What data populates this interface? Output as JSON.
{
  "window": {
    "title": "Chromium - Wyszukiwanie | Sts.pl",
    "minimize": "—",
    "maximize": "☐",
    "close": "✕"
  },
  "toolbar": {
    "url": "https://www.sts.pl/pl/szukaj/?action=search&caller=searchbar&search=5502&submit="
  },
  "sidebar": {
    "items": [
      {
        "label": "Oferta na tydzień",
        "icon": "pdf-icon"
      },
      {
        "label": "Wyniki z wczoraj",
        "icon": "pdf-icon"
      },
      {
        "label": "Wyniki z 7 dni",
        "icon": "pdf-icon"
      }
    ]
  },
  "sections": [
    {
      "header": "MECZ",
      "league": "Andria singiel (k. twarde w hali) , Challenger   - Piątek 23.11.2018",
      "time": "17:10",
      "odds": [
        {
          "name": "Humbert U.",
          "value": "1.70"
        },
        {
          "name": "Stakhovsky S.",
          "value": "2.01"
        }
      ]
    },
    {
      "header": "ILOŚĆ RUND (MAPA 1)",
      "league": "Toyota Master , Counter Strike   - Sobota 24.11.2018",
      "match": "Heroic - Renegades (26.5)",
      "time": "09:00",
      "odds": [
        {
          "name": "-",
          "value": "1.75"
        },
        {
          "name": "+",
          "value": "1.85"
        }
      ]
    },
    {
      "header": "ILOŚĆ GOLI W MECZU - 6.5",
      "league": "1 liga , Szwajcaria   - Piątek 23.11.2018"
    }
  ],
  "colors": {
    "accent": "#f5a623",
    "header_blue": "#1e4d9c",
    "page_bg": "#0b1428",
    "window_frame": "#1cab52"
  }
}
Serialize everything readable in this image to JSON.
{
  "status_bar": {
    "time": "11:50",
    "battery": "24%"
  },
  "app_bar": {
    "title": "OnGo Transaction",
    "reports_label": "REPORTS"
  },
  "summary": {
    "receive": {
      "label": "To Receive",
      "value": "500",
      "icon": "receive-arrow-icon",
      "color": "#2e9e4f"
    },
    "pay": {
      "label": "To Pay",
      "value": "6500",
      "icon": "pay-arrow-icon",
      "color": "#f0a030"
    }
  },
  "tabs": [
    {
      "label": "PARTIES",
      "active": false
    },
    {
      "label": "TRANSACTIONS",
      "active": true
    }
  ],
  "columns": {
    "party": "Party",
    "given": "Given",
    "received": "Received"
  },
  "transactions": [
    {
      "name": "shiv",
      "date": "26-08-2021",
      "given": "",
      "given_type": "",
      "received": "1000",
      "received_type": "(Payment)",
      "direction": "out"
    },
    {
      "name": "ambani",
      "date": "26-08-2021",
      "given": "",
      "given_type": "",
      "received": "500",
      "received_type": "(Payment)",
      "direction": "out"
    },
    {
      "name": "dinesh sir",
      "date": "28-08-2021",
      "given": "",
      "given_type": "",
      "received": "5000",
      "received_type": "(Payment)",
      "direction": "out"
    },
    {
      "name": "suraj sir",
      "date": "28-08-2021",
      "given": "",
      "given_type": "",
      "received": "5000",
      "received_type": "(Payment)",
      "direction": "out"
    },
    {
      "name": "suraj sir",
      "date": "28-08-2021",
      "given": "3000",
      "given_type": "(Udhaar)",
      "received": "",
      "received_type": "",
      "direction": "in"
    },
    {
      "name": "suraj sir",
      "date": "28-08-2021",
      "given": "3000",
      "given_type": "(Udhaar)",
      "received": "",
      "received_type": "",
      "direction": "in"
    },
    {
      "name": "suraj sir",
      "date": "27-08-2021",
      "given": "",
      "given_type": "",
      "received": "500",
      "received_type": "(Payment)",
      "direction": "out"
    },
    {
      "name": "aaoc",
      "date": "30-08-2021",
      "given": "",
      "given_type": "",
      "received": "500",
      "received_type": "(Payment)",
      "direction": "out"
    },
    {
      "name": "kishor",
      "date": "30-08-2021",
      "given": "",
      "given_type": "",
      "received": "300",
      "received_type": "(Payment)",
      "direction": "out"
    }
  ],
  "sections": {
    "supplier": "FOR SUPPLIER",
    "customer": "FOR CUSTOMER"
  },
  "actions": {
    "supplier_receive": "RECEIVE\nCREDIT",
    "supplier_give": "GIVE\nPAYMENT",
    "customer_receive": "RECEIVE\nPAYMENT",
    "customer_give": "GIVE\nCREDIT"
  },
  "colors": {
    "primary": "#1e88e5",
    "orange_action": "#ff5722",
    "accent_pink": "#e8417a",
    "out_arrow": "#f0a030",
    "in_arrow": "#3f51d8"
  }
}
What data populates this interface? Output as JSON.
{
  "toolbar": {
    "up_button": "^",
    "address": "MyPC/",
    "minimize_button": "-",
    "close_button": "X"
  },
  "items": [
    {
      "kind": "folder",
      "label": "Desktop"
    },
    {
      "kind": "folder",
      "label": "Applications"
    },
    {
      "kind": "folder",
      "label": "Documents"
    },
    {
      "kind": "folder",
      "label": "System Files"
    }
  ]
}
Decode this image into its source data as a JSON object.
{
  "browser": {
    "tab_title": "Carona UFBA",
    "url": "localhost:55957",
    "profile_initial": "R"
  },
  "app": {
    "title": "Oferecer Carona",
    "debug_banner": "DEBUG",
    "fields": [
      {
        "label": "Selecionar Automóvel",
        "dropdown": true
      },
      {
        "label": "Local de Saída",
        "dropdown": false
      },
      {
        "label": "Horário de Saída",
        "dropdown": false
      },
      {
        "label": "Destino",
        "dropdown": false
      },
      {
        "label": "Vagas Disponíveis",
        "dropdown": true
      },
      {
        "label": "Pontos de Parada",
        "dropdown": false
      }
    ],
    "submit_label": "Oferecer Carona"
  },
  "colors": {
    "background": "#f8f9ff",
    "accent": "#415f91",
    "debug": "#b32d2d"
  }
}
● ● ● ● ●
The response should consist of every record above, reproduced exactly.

What data populates this interface? Output as JSON.
{
  "window": {
    "title": "Chromium - Wyszukiwanie | Sts.pl",
    "minimize": "—",
    "maximize": "☐",
    "close": "✕"
  },
  "toolbar": {
    "url": "https://www.sts.pl/pl/szukaj/?action=search&caller=searchbar&search=5502&submit="
  },
  "sidebar": {
    "items": [
      {
        "label": "Oferta na tydzień",
        "icon": "pdf-icon"
      },
      {
        "label": "Wyniki z wczoraj",
        "icon": "pdf-icon"
      },
      {
        "label": "Wyniki z 7 dni",
        "icon": "pdf-icon"
      }
    ]
  },
  "sections": [
    {
      "header": "MECZ",
      "league": "Andria singiel (k. twarde w hali) , Challenger   - Piątek 23.11.2018",
      "time": "17:10",
      "odds": [
        {
          "name": "Humbert U.",
          "value": "1.70"
        },
        {
          "name": "Stakhovsky S.",
          "value": "2.01"
        }
      ]
    },
    {
      "header": "ILOŚĆ RUND (MAPA 1)",
      "league": "Toyota Master , Counter Strike   - Sobota 24.11.2018",
      "match": "Heroic - Renegades (26.5)",
      "time": "09:00",
      "odds": [
        {
          "name": "-",
          "value": "1.75"
        },
        {
          "name": "+",
          "value": "1.85"
        }
      ]
    },
    {
      "header": "ILOŚĆ GOLI W MECZU - 6.5",
      "league": "1 liga , Szwajcaria   - Piątek 23.11.2018"
    }
  ],
  "colors": {
    "accent": "#f5a623",
    "header_blue": "#1e4d9c",
    "page_bg": "#0b1428",
    "window_frame": "#1cab52"
  }
}
Serialize everything readable in this image to JSON.
{
  "status_bar": {
    "time": "11:50",
    "battery": "24%"
  },
  "app_bar": {
    "title": "OnGo Transaction",
    "reports_label": "REPORTS"
  },
  "summary": {
    "receive": {
      "label": "To Receive",
      "value": "500",
      "icon": "receive-arrow-icon",
      "color": "#2e9e4f"
    },
    "pay": {
      "label": "To Pay",
      "value": "6500",
      "icon": "pay-arrow-icon",
      "color": "#f0a030"
    }
  },
  "tabs": [
    {
      "label": "PARTIES",
      "active": false
    },
    {
      "label": "TRANSACTIONS",
      "active": true
    }
  ],
  "columns": {
    "party": "Party",
    "given": "Given",
    "received": "Received"
  },
  "transactions": [
    {
      "name": "shiv",
      "date": "26-08-2021",
      "given": "",
      "given_type": "",
      "received": "1000",
      "received_type": "(Payment)",
      "direction": "out"
    },
    {
      "name": "ambani",
      "date": "26-08-2021",
      "given": "",
      "given_type": "",
      "received": "500",
      "received_type": "(Payment)",
      "direction": "out"
    },
    {
      "name": "dinesh sir",
      "date": "28-08-2021",
      "given": "",
      "given_type": "",
      "received": "5000",
      "received_type": "(Payment)",
      "direction": "out"
    },
    {
      "name": "suraj sir",
      "date": "28-08-2021",
      "given": "",
      "given_type": "",
      "received": "5000",
      "received_type": "(Payment)",
      "direction": "out"
    },
    {
      "name": "suraj sir",
      "date": "28-08-2021",
      "given": "3000",
      "given_type": "(Udhaar)",
      "received": "",
      "received_type": "",
      "direction": "in"
    },
    {
      "name": "suraj sir",
      "date": "28-08-2021",
      "given": "3000",
      "given_type": "(Udhaar)",
      "received": "",
      "received_type": "",
      "direction": "in"
    },
    {
      "name": "suraj sir",
      "date": "27-08-2021",
      "given": "",
      "given_type": "",
      "received": "500",
      "received_type": "(Payment)",
      "direction": "out"
    },
    {
      "name": "aaoc",
      "date": "30-08-2021",
      "given": "",
      "given_type": "",
      "received": "500",
      "received_type": "(Payment)",
      "direction": "out"
    },
    {
      "name": "kishor",
      "date": "30-08-2021",
      "given": "",
      "given_type": "",
      "received": "300",
      "received_type": "(Payment)",
      "direction": "out"
    }
  ],
  "sections": {
    "supplier": "FOR SUPPLIER",
    "customer": "FOR CUSTOMER"
  },
  "actions": {
    "supplier_receive": "RECEIVE\nCREDIT",
    "supplier_give": "GIVE\nPAYMENT",
    "customer_receive": "RECEIVE\nPAYMENT",
    "customer_give": "GIVE\nCREDIT"
  },
  "colors": {
    "primary": "#1e88e5",
    "orange_action": "#ff5722",
    "accent_pink": "#e8417a",
    "out_arrow": "#f0a030",
    "in_arrow": "#3f51d8"
  }
}
What data populates this interface? Output as JSON.
{
  "toolbar": {
    "up_button": "^",
    "address": "MyPC/",
    "minimize_button": "-",
    "close_button": "X"
  },
  "items": [
    {
      "kind": "folder",
      "label": "Desktop"
    },
    {
      "kind": "folder",
      "label": "Applications"
    },
    {
      "kind": "folder",
      "label": "Documents"
    },
    {
      "kind": "folder",
      "label": "System Files"
    }
  ]
}
Decode this image into its source data as a JSON object.
{
  "browser": {
    "tab_title": "Carona UFBA",
    "url": "localhost:55957",
    "profile_initial": "R"
  },
  "app": {
    "title": "Oferecer Carona",
    "debug_banner": "DEBUG",
    "fields": [
      {
        "label": "Selecionar Automóvel",
        "dropdown": true
      },
      {
        "label": "Local de Saída",
        "dropdown": false
      },
      {
        "label": "Horário de Saída",
        "dropdown": false
      },
      {
        "label": "Destino",
        "dropdown": false
      },
      {
        "label": "Vagas Disponíveis",
        "dropdown": true
      },
      {
        "label": "Pontos de Parada",
        "dropdown": false
      }
    ],
    "submit_label": "Oferecer Carona"
  },
  "colors": {
    "background": "#f8f9ff",
    "accent": "#415f91",
    "debug": "#b32d2d"
  }
}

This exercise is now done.